Figure 8, Tina Gorjanc, Phylogenetic Atelier, 2018, personal archive, glove

> as biodiversity is decreasing at a fast speed, would enhancing it with synthetic biology techniques help introduce and sustain a more holistic ecosystem?

Figure 9, Jane Asholock, Petri Crop, 2015, Earth Island Journal

> if we are going to be able to bring back extinct matter, would that impact our willingness to care for the environment?

Figure 10, Tina Gorjanc, Phylogenetic Atelier, 2018, personal archive, pigeon dissection

> do we have the right to take ownership of nature?

Figure 11, Christian Leste, Greenpeace protest, 1999, Germany, protests against cloning

> is producing ‘fake’ copies of an extinct material an attempt to understand the past, or is it just an excuse to constantly create the desire for rarity?

Figure 12, Tina Gorjanc, Phylogenetic Atelier, 2018, personal archive, pigeon skeleton model

> if we can do it, does it mean that we should?

Figure 13, Tina Gorjanc, Phylogenetic Atelier, 2018, personal archive, leather detail


Tina Gorjanc

Tina Gorjanc is a Slovenian multidisciplinary scenario designer who is recognized for her work that merges the practices of fashion and textile design with biotechnological procedures. Her exposure to the media placed her as one of the leading promoters of critical and speculative design as well as an active advocator of bioethics, bio-sustainability and bio-design. 

With just over two years from opening her practice, she had the privilege to present her work on several events and exhibitions across the globe including Biofabricate New York 2016, Most Contagious 2016, London Design Festival 2016 and 2018, Demo-Adi Barcelona 2017, Echo Dubai 2017, Eye of Gyre Japan 2018, E-Cuerpo Mexico 2018 and 2019, Vienna Biennale 2019, etc. In May 2017, she has been awarded the A’ Silver Design Award in Public Awareness, Voluntarism and Society Design Category for her current work. Her work has been featured in the new TV series produced by the public Franco-German TV network ARTE in September 2017, which is dedicated to new emerging talents in the innovation design field.  
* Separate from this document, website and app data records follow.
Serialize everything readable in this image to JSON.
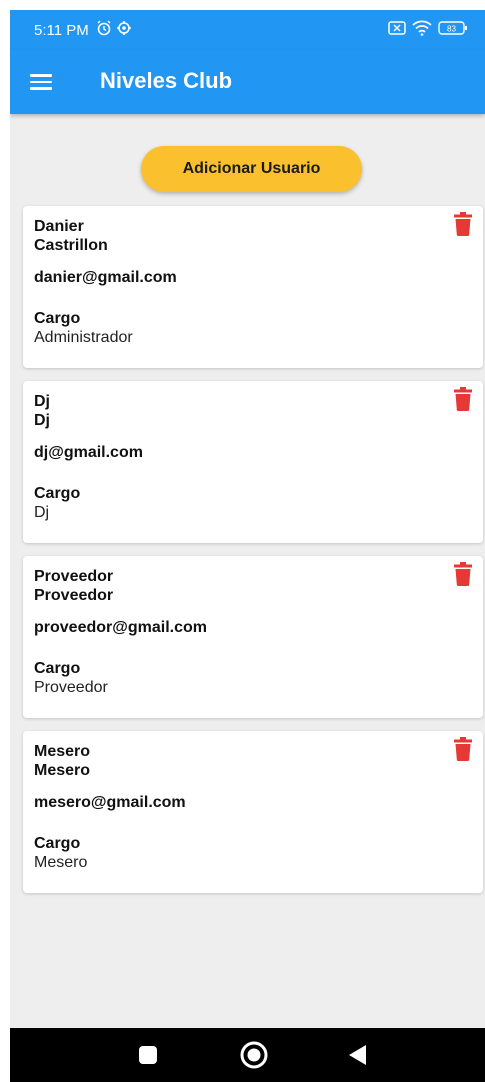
{
  "status_bar": {
    "time": "5:11 PM",
    "battery": "83",
    "icons": [
      "alarm-icon",
      "settings-icon",
      "sim-icon",
      "wifi-icon",
      "battery-icon"
    ]
  },
  "app_bar": {
    "title": "Niveles Club",
    "menu_icon": "menu-icon",
    "color": "#2196f3"
  },
  "add_button": {
    "label": "Adicionar Usuario",
    "color": "#fbc02d"
  },
  "users": [
    {
      "first_name": "Danier",
      "last_name": "Castrillon",
      "email": "danier@gmail.com",
      "cargo_label": "Cargo",
      "cargo": "Administrador"
    },
    {
      "first_name": "Dj",
      "last_name": "Dj",
      "email": "dj@gmail.com",
      "cargo_label": "Cargo",
      "cargo": "Dj"
    },
    {
      "first_name": "Proveedor",
      "last_name": "Proveedor",
      "email": "proveedor@gmail.com",
      "cargo_label": "Cargo",
      "cargo": "Proveedor"
    },
    {
      "first_name": "Mesero",
      "last_name": "Mesero",
      "email": "mesero@gmail.com",
      "cargo_label": "Cargo",
      "cargo": "Mesero"
    }
  ],
  "delete_icon_color": "#e53935",
  "nav_bar": {
    "buttons": [
      "recent-apps-icon",
      "home-icon",
      "back-icon"
    ]
  }
}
Tina is currently developing commissions from several galleries – Science Gallery Dublin in Science Gallery London – and private organizations – Somerset House, Architect Association in Westfield Center London as well as being an educator and writer for educational institutions such as Central Saint Martins, London College of Communication, University of the Arts London, etc. She is also a contributing writer for Clot magazine.